Quan rehires 10 laid-off OPD officers, but Batts’ future still vague

On November 18, Chief Batts discussed the future of community policing in Oakland, saying that he’d train every employee at OPD, “starting with the short bald guy who’s the chief of police, all the way down to janitorial staff.”

On November 18, Chief Batts discussed the future of community policing in Oakland, saying that he’d train every employee at OPD, “starting with the short bald guy who’s the chief of police, all the way down to janitorial staff.” Photo by Nicole Jones.

Oakland Mayor Jean Quan and Police Chief Anthony Batts appeared together Monday, for the first time since Batts was turned down for the job as San Jose’s chief, to talk about the future of the OPD – a future that Batts may not be part of.

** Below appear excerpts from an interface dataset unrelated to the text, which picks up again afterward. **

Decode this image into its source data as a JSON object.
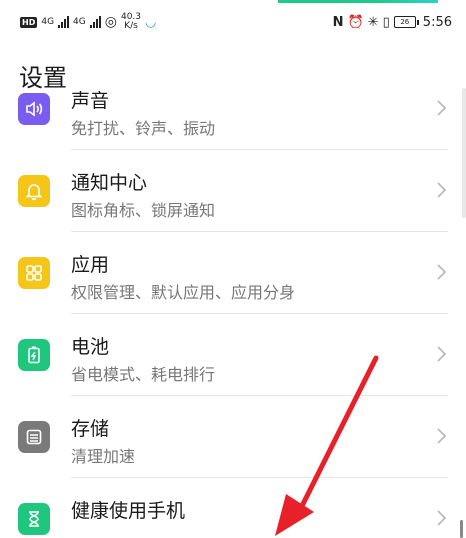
{
  "status_bar": {
    "hd": "HD",
    "net1": "4G",
    "net2": "4G",
    "speed_value": "40.3",
    "speed_unit": "K/s",
    "time": "5:56",
    "battery": "26"
  },
  "page": {
    "title": "设置"
  },
  "items": [
    {
      "title": "声音",
      "subtitle": "免打扰、铃声、振动",
      "icon": "sound-icon",
      "color": "#7b5cf0"
    },
    {
      "title": "通知中心",
      "subtitle": "图标角标、锁屏通知",
      "icon": "bell-icon",
      "color": "#f5c518"
    },
    {
      "title": "应用",
      "subtitle": "权限管理、默认应用、应用分身",
      "icon": "apps-grid-icon",
      "color": "#f5c518"
    },
    {
      "title": "电池",
      "subtitle": "省电模式、耗电排行",
      "icon": "battery-icon",
      "color": "#1fc77e"
    },
    {
      "title": "存储",
      "subtitle": "清理加速",
      "icon": "storage-icon",
      "color": "#7a7a7a"
    },
    {
      "title": "健康使用手机",
      "subtitle": "",
      "icon": "hourglass-icon",
      "color": "#1fc77e"
    }
  ],
  "colors": {
    "arrow": "#e8202a"
  }
}
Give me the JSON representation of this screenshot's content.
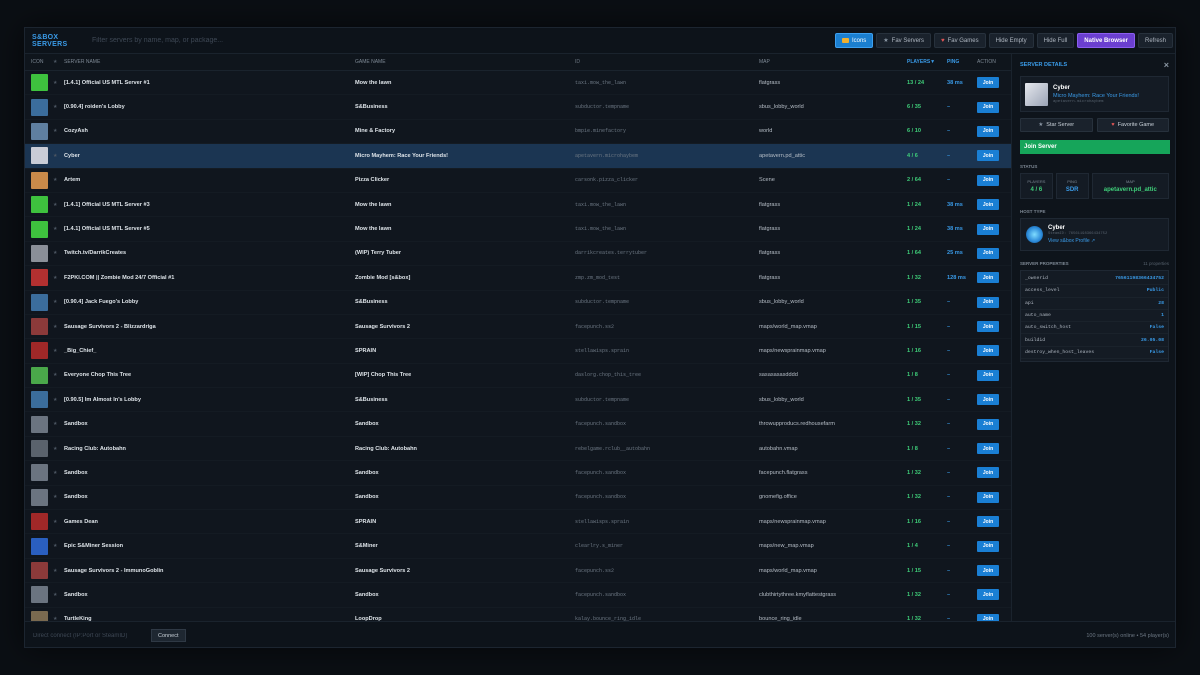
{
  "header": {
    "brand": "S&BOX SERVERS",
    "search_placeholder": "Filter servers by name, map, or package...",
    "buttons": {
      "icons": "Icons",
      "fav_servers": "Fav Servers",
      "fav_games": "Fav Games",
      "hide_empty": "Hide Empty",
      "hide_full": "Hide Full",
      "native_browser": "Native Browser",
      "refresh": "Refresh"
    }
  },
  "table": {
    "columns": {
      "icon": "ICON",
      "fav": "★",
      "server_name": "SERVER NAME",
      "game_name": "GAME NAME",
      "id": "ID",
      "map": "MAP",
      "players": "PLAYERS▼",
      "ping": "PING",
      "action": "ACTION"
    },
    "join_label": "Join",
    "rows": [
      {
        "name": "[1.4.1] Official US MTL Server #1",
        "game": "Mow the lawn",
        "id": "taxi.mow_the_lawn",
        "map": "flatgrass",
        "players": "13 / 24",
        "ping": "38 ms",
        "color": "#3ec23e"
      },
      {
        "name": "[0.90.4] roiden's Lobby",
        "game": "S&Business",
        "id": "subductor.tempname",
        "map": "sbus_lobby_world",
        "players": "6 / 35",
        "ping": "–",
        "color": "#3b6d9c"
      },
      {
        "name": "CozyAsh",
        "game": "Mine & Factory",
        "id": "bmpie.minefactory",
        "map": "world",
        "players": "6 / 10",
        "ping": "–",
        "color": "#5f7fa0"
      },
      {
        "name": "Cyber",
        "game": "Micro Mayhem: Race Your Friends!",
        "id": "apetavern.microhaybem",
        "map": "apetavern.pd_attic",
        "players": "4 / 6",
        "ping": "–",
        "color": "#c9ccd6"
      },
      {
        "name": "Artem",
        "game": "Pizza Clicker",
        "id": "carsonk.pizza_clicker",
        "map": "Scene",
        "players": "2 / 64",
        "ping": "–",
        "color": "#c98a4a"
      },
      {
        "name": "[1.4.1] Official US MTL Server #3",
        "game": "Mow the lawn",
        "id": "taxi.mow_the_lawn",
        "map": "flatgrass",
        "players": "1 / 24",
        "ping": "38 ms",
        "color": "#3ec23e"
      },
      {
        "name": "[1.4.1] Official US MTL Server #5",
        "game": "Mow the lawn",
        "id": "taxi.mow_the_lawn",
        "map": "flatgrass",
        "players": "1 / 24",
        "ping": "38 ms",
        "color": "#3ec23e"
      },
      {
        "name": "Twitch.tv/DarrikCreates",
        "game": "(WIP) Terry Tuber",
        "id": "darrikcreates.terrytuber",
        "map": "flatgrass",
        "players": "1 / 64",
        "ping": "25 ms",
        "color": "#8a8f98"
      },
      {
        "name": "F2PKI.COM || Zombie Mod 24/7 Official #1",
        "game": "Zombie Mod [s&box]",
        "id": "zmp.zm_mod_test",
        "map": "flatgrass",
        "players": "1 / 32",
        "ping": "128 ms",
        "color": "#b33030"
      },
      {
        "name": "[0.90.4] Jack Fuego's Lobby",
        "game": "S&Business",
        "id": "subductor.tempname",
        "map": "sbus_lobby_world",
        "players": "1 / 35",
        "ping": "–",
        "color": "#3b6d9c"
      },
      {
        "name": "Sausage Survivors 2 - Blizzardriga",
        "game": "Sausage Survivors 2",
        "id": "facepunch.ss2",
        "map": "maps/world_map.vmap",
        "players": "1 / 15",
        "ping": "–",
        "color": "#8c3a3a"
      },
      {
        "name": "_Big_Chief_",
        "game": "SPRAIN",
        "id": "stellawisps.sprain",
        "map": "maps/newsprainmap.vmap",
        "players": "1 / 16",
        "ping": "–",
        "color": "#a02828"
      },
      {
        "name": "Everyone Chop This Tree",
        "game": "[WIP] Chop This Tree",
        "id": "daslorg.chop_this_tree",
        "map": "sasasasasdddd",
        "players": "1 / 8",
        "ping": "–",
        "color": "#4aa84a"
      },
      {
        "name": "[0.90.5] Im Almost In's Lobby",
        "game": "S&Business",
        "id": "subductor.tempname",
        "map": "sbus_lobby_world",
        "players": "1 / 35",
        "ping": "–",
        "color": "#3b6d9c"
      },
      {
        "name": "Sandbox",
        "game": "Sandbox",
        "id": "facepunch.sandbox",
        "map": "throwupproducs.redhousefarm",
        "players": "1 / 32",
        "ping": "–",
        "color": "#6b7480"
      },
      {
        "name": "Racing Club: Autobahn",
        "game": "Racing Club: Autobahn",
        "id": "rebelgame.rclub__autobahn",
        "map": "autobahn.vmap",
        "players": "1 / 8",
        "ping": "–",
        "color": "#5a626c"
      },
      {
        "name": "Sandbox",
        "game": "Sandbox",
        "id": "facepunch.sandbox",
        "map": "facepunch.flatgrass",
        "players": "1 / 32",
        "ping": "–",
        "color": "#6b7480"
      },
      {
        "name": "Sandbox",
        "game": "Sandbox",
        "id": "facepunch.sandbox",
        "map": "gnomefig.office",
        "players": "1 / 32",
        "ping": "–",
        "color": "#6b7480"
      },
      {
        "name": "Games Dean",
        "game": "SPRAIN",
        "id": "stellawisps.sprain",
        "map": "maps/newsprainmap.vmap",
        "players": "1 / 16",
        "ping": "–",
        "color": "#a02828"
      },
      {
        "name": "Epic S&Miner Session",
        "game": "S&Miner",
        "id": "clearlry.s_miner",
        "map": "maps/new_map.vmap",
        "players": "1 / 4",
        "ping": "–",
        "color": "#2a5fc0"
      },
      {
        "name": "Sausage Survivors 2 - ImmunoGoblin",
        "game": "Sausage Survivors 2",
        "id": "facepunch.ss2",
        "map": "maps/world_map.vmap",
        "players": "1 / 15",
        "ping": "–",
        "color": "#8c3a3a"
      },
      {
        "name": "Sandbox",
        "game": "Sandbox",
        "id": "facepunch.sandbox",
        "map": "clubthirtythree.kmyflattestgrass",
        "players": "1 / 32",
        "ping": "–",
        "color": "#6b7480"
      },
      {
        "name": "TurtleKing",
        "game": "LoopDrop",
        "id": "kalay.bounce_ring_idle",
        "map": "bounce_ring_idle",
        "players": "1 / 32",
        "ping": "–",
        "color": "#7a6a50"
      }
    ]
  },
  "details": {
    "title": "SERVER DETAILS",
    "server_name": "Cyber",
    "game_name": "Micro Mayhem: Race Your Friends!",
    "game_id": "apetavern.microhaybem",
    "star_label": "Star Server",
    "fav_label": "Favorite Game",
    "join_label": "Join Server",
    "status_label": "STATUS",
    "players_label": "PLAYERS",
    "players_value": "4 / 6",
    "ping_label": "PING",
    "ping_value": "SDR",
    "map_label": "MAP",
    "map_value": "apetavern.pd_attic",
    "host_label": "HOST TYPE",
    "host_name": "Cyber",
    "host_steamid": "SteamID: 76561198366434752",
    "host_link": "View s&box Profile ↗",
    "props_label": "SERVER PROPERTIES",
    "props_count": "11 properties",
    "properties": [
      {
        "k": "_ownerid",
        "v": "76561198366434752"
      },
      {
        "k": "access_level",
        "v": "Public"
      },
      {
        "k": "api",
        "v": "28"
      },
      {
        "k": "auto_name",
        "v": "1"
      },
      {
        "k": "auto_switch_host",
        "v": "False"
      },
      {
        "k": "buildid",
        "v": "26.05.08"
      },
      {
        "k": "destroy_when_host_leaves",
        "v": "False"
      }
    ]
  },
  "footer": {
    "connect_placeholder": "Direct connect (IP:Port or SteamID)",
    "connect_label": "Connect",
    "status": "100 server(s) online • 54 player(s)"
  }
}
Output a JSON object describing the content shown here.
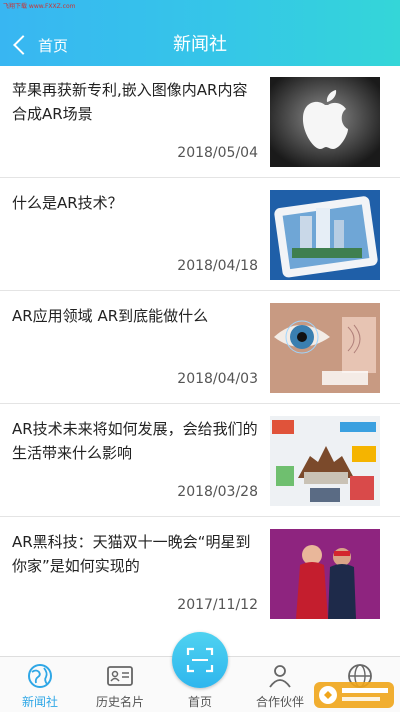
{
  "watermark": "飞翔下载 www.FXXZ.com",
  "header": {
    "back_label": "首页",
    "title": "新闻社"
  },
  "articles": [
    {
      "title": "苹果再获新专利,嵌入图像内AR内容合成AR场景",
      "date": "2018/05/04"
    },
    {
      "title": "什么是AR技术？",
      "date": "2018/04/18"
    },
    {
      "title": "AR应用领域 AR到底能做什么",
      "date": "2018/04/03"
    },
    {
      "title": "AR技术未来将如何发展，会给我们的生活带来什么影响",
      "date": "2018/03/28"
    },
    {
      "title": "AR黑科技：天猫双十一晚会“明星到你家”是如何实现的",
      "date": "2017/11/12"
    }
  ],
  "tabbar": {
    "active_index": 0,
    "items": [
      {
        "label": "新闻社",
        "icon": "globe-icon"
      },
      {
        "label": "历史名片",
        "icon": "id-card-icon"
      },
      {
        "label": "首页",
        "icon": "scan-icon"
      },
      {
        "label": "合作伙伴",
        "icon": "person-icon"
      },
      {
        "label": "",
        "icon": "location-globe-icon"
      }
    ]
  },
  "colors": {
    "accent": "#2fa7e6",
    "header_start": "#38b6f2",
    "header_end": "#34d6d8"
  }
}
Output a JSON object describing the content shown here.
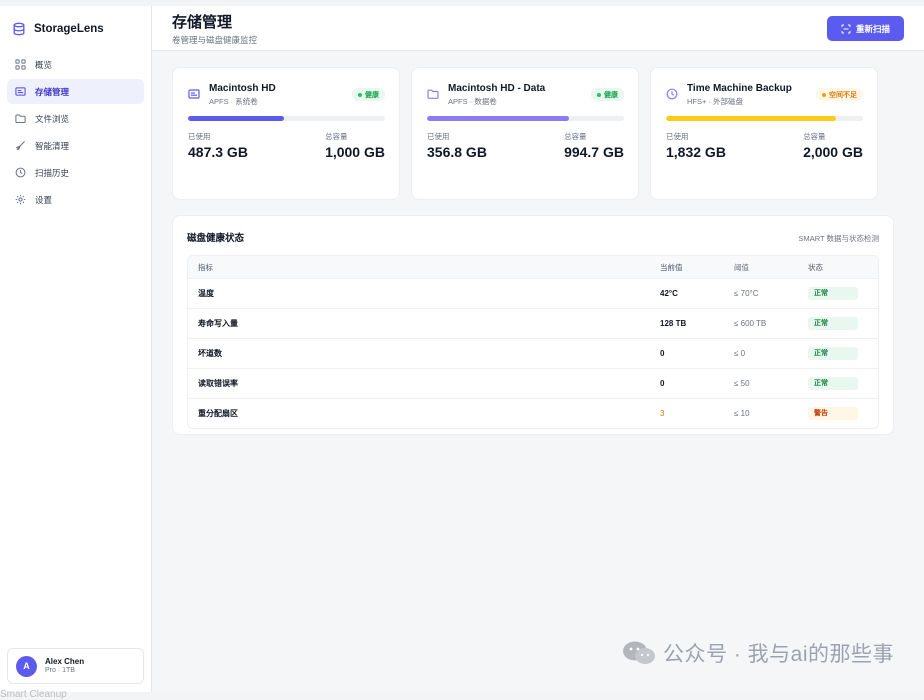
{
  "brand": {
    "name": "StorageLens",
    "icon": "database-icon"
  },
  "nav": [
    {
      "label": "概览",
      "icon": "grid-icon",
      "active": false
    },
    {
      "label": "存储管理",
      "icon": "drive-icon",
      "active": true
    },
    {
      "label": "文件浏览",
      "icon": "folder-icon",
      "active": false
    },
    {
      "label": "智能清理",
      "icon": "broom-icon",
      "active": false
    },
    {
      "label": "扫描历史",
      "icon": "clock-icon",
      "active": false
    },
    {
      "label": "设置",
      "icon": "gear-icon",
      "active": false
    }
  ],
  "user": {
    "initial": "A",
    "name": "Alex Chen",
    "plan": "Pro · 1TB"
  },
  "header": {
    "title": "存储管理",
    "subtitle": "卷管理与磁盘健康监控",
    "rescan_label": "重新扫描"
  },
  "colors": {
    "accent": "#5b5bf0",
    "ok": "#22c55e",
    "warn": "#f59e0b",
    "bar_yellow": "#facc15"
  },
  "volumes": [
    {
      "name": "Macintosh HD",
      "meta": "APFS · 系统卷",
      "icon": "drive-icon",
      "badge": "健康",
      "status": "ok",
      "used_label": "已使用",
      "used": "487.3 GB",
      "total_label": "总容量",
      "total": "1,000 GB",
      "fill_fraction": 0.487,
      "bar_color": "#5b5bf0"
    },
    {
      "name": "Macintosh HD - Data",
      "meta": "APFS · 数据卷",
      "icon": "folder-icon",
      "badge": "健康",
      "status": "ok",
      "used_label": "已使用",
      "used": "356.8 GB",
      "total_label": "总容量",
      "total": "994.7 GB",
      "fill_fraction": 0.72,
      "bar_color": "#8b7cf6"
    },
    {
      "name": "Time Machine Backup",
      "meta": "HFS+ · 外部磁盘",
      "icon": "clock-icon",
      "badge": "空间不足",
      "status": "warn",
      "used_label": "已使用",
      "used": "1,832 GB",
      "total_label": "总容量",
      "total": "2,000 GB",
      "fill_fraction": 0.865,
      "bar_color": "#facc15"
    }
  ],
  "health": {
    "title": "磁盘健康状态",
    "description": "SMART 数据与状态检测",
    "columns": [
      "指标",
      "当前值",
      "阈值",
      "状态"
    ],
    "rows": [
      {
        "metric": "温度",
        "value": "42°C",
        "threshold": "≤ 70°C",
        "status": "正常",
        "level": "ok"
      },
      {
        "metric": "寿命写入量",
        "value": "128 TB",
        "threshold": "≤ 600 TB",
        "status": "正常",
        "level": "ok"
      },
      {
        "metric": "坏道数",
        "value": "0",
        "threshold": "≤ 0",
        "status": "正常",
        "level": "ok"
      },
      {
        "metric": "读取错误率",
        "value": "0",
        "threshold": "≤ 50",
        "status": "正常",
        "level": "ok"
      },
      {
        "metric": "重分配扇区",
        "value": "3",
        "threshold": "≤ 10",
        "status": "警告",
        "level": "warn"
      }
    ]
  },
  "watermark": {
    "text": "公众号 · 我与ai的那些事",
    "icon": "wechat-icon"
  },
  "caption": {
    "bottom": "Smart Cleanup"
  }
}
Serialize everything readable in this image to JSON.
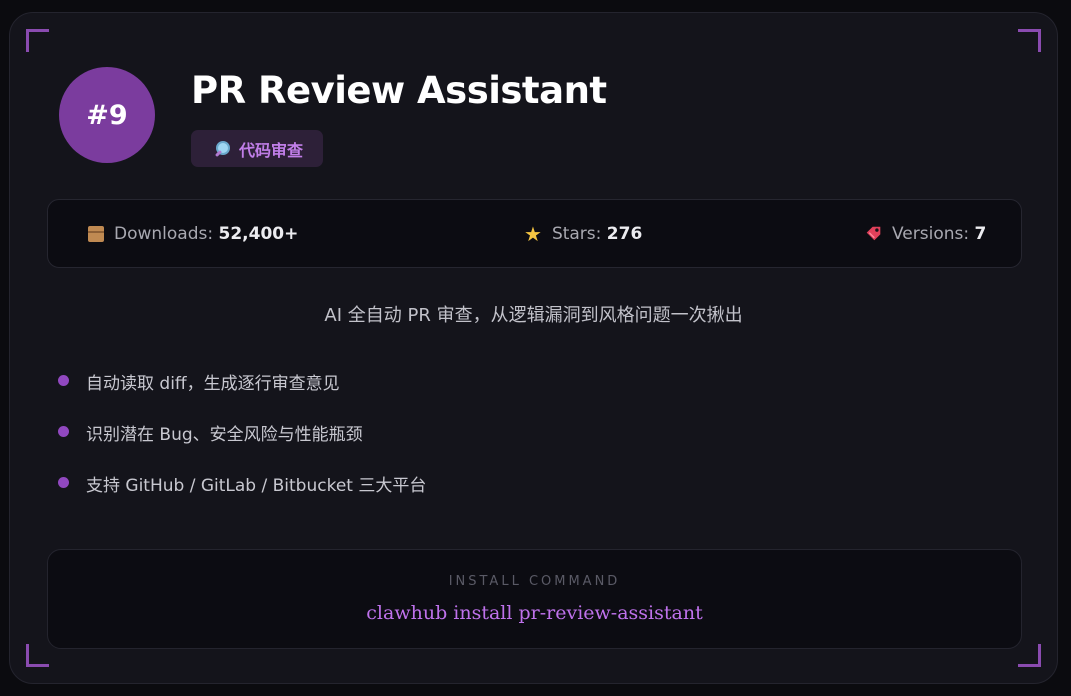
{
  "skill": {
    "rank": "#9",
    "title": "PR Review Assistant",
    "category": "代码审查",
    "category_icon": "magnifier-icon"
  },
  "stats": {
    "downloads": {
      "label": "Downloads:",
      "value": "52,400+",
      "icon": "package-icon"
    },
    "stars": {
      "label": "Stars:",
      "value": "276",
      "icon": "star-icon"
    },
    "versions": {
      "label": "Versions:",
      "value": "7",
      "icon": "tag-icon"
    }
  },
  "description": "AI 全自动 PR 审查，从逻辑漏洞到风格问题一次揪出",
  "features": [
    "自动读取 diff，生成逐行审查意见",
    "识别潜在 Bug、安全风险与性能瓶颈",
    "支持 GitHub / GitLab / Bitbucket 三大平台"
  ],
  "install": {
    "label": "INSTALL COMMAND",
    "command": "clawhub install pr-review-assistant"
  },
  "colors": {
    "accent": "#7b3c9e",
    "accent_text": "#bf72ec",
    "background": "#14141b",
    "star": "#f5c542"
  }
}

After a week in which Batts criticized Oakland’s leaders for their support of the police department, and community members and city officials questioned Batts’ commitment to Oakland, both the mayor and Batts pointedly avoided questions about whether he would stay on as chief.

Instead, Quan announced her own plan to innervate the budget-ravaged department, including the rehiring of ten of the 80 officers who were laid off last summer.

“It’s a little aggressive,” Quan said. “Don’t kill me if I am a little over in the budget, but I think it’s worth the risk.”

Once the ten are rehired, it will bring the number of OPD officers back to 666, which Quan said should set a baseline the city will not dip below again.

She also announced the promotion of four officers to the rank of sergeant to enhance supervision within the department, and the reorganization of the city’s information technology staff to provide dedicated technicians for OPD. Last week a radio glitch prevented officers in the middle of a high-speed chase from being able to contact dispatch for five minutes. During that time, the officers were unable to call for an ambulance to treat a suspect who was fatally shot by police.

Quan said that the city is trying to listen to the police officers’ needs and promised that, despite what she called a “tough budget year,” there would be other positive things in store for the department in the coming months.

Batts’ has said, decreasing resources, budget cuts, and layoffs are some of his frustrations with the city. Although Batts praised Quan for addressing some of his concerns, his future in Oakland remains uncertain. He declined to answer direct questions about whether he was leaving, but acknowledged the backlash sparked by his criticisms and decision to seek the San Jose job.

“I apologize if I stepped on some toes,” Batts said. “I’ve made some tough statements in the last few days.”

Batts told reporters that he spent this week meeting with various city officials to ensure that his relationships were healthy and intact, and offered reporters his assurances that they were.

After the press conference, Batts spoke with a smaller group and said he expects to have made a decision by the end of the week, and cited several personal factors that might play into his decision, including the desire to be closer to his family, although he declined to say where his family lives. “I am a new grandfather, after all,” he said.

City officials, including Quan and City Council President Larry Reid, who was also at the press conference, expressed their emphatic support for Batts. “Hopefully I don’t have to get down on my knees and plead with him to stay,” Reid said.

At one point, Quan gestured at Chief Batts. “I’m sending him a Valentine,” she said.

One Comment

  1. Neils

    Are you afraid you’ll lose advertisers?

Comments are closed.